• [Exercise data]:
BEGIN
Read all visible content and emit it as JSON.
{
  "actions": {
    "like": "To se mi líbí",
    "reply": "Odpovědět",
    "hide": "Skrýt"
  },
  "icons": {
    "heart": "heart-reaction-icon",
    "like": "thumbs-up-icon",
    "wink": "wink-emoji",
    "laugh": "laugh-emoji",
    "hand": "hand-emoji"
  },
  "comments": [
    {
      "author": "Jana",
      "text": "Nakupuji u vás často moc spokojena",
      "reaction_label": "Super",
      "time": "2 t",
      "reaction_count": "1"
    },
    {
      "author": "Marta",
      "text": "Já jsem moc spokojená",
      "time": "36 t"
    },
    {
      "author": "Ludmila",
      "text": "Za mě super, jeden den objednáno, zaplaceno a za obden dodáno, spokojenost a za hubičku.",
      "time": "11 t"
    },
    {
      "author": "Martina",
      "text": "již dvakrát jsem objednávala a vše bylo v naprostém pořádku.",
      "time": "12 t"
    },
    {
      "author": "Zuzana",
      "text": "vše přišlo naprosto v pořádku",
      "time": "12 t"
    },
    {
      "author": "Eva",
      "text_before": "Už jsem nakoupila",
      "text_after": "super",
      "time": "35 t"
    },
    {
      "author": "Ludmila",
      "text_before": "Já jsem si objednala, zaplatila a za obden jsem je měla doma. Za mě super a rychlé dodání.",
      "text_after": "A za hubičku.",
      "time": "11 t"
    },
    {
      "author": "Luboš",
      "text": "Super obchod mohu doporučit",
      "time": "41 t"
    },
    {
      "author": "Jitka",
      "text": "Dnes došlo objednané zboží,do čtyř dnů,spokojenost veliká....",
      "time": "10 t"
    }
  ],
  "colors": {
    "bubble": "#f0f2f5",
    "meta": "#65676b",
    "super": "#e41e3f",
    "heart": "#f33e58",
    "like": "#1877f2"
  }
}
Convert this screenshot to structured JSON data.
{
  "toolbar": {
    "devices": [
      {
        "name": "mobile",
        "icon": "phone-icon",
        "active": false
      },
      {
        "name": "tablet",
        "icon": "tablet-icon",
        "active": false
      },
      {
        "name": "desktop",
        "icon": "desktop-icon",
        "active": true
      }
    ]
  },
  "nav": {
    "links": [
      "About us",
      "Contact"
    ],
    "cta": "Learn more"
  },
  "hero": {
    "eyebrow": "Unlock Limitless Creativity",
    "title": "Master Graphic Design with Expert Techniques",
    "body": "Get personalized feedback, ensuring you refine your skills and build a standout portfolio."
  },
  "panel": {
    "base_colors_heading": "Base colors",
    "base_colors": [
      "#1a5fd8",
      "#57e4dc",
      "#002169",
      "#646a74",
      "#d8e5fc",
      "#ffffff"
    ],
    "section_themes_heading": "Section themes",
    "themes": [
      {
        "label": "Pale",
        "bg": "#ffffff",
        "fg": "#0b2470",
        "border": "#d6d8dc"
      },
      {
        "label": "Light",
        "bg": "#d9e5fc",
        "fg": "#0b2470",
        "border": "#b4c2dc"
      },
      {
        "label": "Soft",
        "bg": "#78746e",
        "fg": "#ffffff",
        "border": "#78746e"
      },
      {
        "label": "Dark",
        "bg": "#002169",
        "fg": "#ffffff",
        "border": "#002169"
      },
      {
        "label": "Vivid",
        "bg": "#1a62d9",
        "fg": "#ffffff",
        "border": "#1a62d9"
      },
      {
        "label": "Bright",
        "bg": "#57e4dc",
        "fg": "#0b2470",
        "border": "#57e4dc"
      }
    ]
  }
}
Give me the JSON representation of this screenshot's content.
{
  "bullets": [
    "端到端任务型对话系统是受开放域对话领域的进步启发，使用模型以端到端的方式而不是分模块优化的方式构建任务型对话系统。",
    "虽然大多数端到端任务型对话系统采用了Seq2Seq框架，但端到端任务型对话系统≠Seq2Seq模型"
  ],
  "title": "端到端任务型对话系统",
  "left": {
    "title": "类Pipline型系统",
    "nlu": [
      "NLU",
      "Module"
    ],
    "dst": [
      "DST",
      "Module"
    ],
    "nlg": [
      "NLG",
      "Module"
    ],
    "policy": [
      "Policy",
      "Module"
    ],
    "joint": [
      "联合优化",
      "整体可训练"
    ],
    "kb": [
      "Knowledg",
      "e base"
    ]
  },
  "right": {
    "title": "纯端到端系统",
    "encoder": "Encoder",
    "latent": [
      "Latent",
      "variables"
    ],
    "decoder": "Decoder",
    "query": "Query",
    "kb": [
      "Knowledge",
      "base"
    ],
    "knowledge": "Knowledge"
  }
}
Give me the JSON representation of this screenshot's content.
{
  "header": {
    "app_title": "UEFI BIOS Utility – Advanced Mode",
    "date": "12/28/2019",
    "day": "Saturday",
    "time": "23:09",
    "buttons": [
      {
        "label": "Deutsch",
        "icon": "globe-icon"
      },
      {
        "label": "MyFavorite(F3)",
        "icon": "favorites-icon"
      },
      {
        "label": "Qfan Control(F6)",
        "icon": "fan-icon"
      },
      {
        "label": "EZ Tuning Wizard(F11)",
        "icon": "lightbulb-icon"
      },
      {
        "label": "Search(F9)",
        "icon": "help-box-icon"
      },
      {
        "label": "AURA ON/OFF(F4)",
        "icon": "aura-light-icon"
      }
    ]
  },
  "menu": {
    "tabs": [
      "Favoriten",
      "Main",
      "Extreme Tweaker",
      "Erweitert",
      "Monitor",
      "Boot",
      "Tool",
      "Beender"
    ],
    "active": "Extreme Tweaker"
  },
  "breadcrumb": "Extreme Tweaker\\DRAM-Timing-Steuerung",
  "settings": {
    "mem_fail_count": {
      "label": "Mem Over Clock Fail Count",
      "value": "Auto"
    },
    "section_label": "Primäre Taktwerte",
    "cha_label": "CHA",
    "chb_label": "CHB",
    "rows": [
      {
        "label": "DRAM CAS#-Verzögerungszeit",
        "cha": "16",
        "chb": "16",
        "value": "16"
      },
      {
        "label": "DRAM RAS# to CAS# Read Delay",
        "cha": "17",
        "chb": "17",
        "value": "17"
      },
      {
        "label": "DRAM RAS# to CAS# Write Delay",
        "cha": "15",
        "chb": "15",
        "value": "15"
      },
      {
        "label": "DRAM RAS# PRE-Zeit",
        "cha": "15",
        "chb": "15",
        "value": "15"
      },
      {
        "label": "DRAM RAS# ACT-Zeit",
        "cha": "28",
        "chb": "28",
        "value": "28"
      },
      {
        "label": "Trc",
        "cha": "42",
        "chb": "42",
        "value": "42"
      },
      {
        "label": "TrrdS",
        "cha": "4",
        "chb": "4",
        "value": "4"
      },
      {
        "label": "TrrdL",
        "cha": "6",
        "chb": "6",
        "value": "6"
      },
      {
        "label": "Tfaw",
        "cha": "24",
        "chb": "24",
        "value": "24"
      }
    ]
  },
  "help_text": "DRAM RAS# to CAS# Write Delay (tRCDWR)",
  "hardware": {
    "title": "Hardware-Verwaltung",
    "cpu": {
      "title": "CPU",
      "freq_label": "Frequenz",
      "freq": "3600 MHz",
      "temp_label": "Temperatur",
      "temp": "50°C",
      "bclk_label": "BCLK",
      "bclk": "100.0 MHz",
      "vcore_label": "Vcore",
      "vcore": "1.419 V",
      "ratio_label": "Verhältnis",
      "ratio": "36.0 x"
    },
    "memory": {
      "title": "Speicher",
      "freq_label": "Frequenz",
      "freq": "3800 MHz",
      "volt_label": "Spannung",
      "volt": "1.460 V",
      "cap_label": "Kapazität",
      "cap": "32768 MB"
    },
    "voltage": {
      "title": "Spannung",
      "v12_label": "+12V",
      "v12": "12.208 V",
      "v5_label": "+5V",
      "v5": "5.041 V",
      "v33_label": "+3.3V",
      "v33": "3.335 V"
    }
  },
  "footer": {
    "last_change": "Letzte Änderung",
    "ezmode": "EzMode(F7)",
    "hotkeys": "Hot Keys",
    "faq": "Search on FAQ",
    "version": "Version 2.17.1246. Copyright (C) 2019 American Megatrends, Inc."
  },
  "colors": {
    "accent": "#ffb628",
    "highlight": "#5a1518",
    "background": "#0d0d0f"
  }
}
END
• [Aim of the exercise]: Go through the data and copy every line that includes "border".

• [Response area]:
        "border": "#d6d8dc"
        "border": "#b4c2dc"
        "border": "#78746e"
        "border": "#002169"
        "border": "#1a62d9"
        "border": "#57e4dc"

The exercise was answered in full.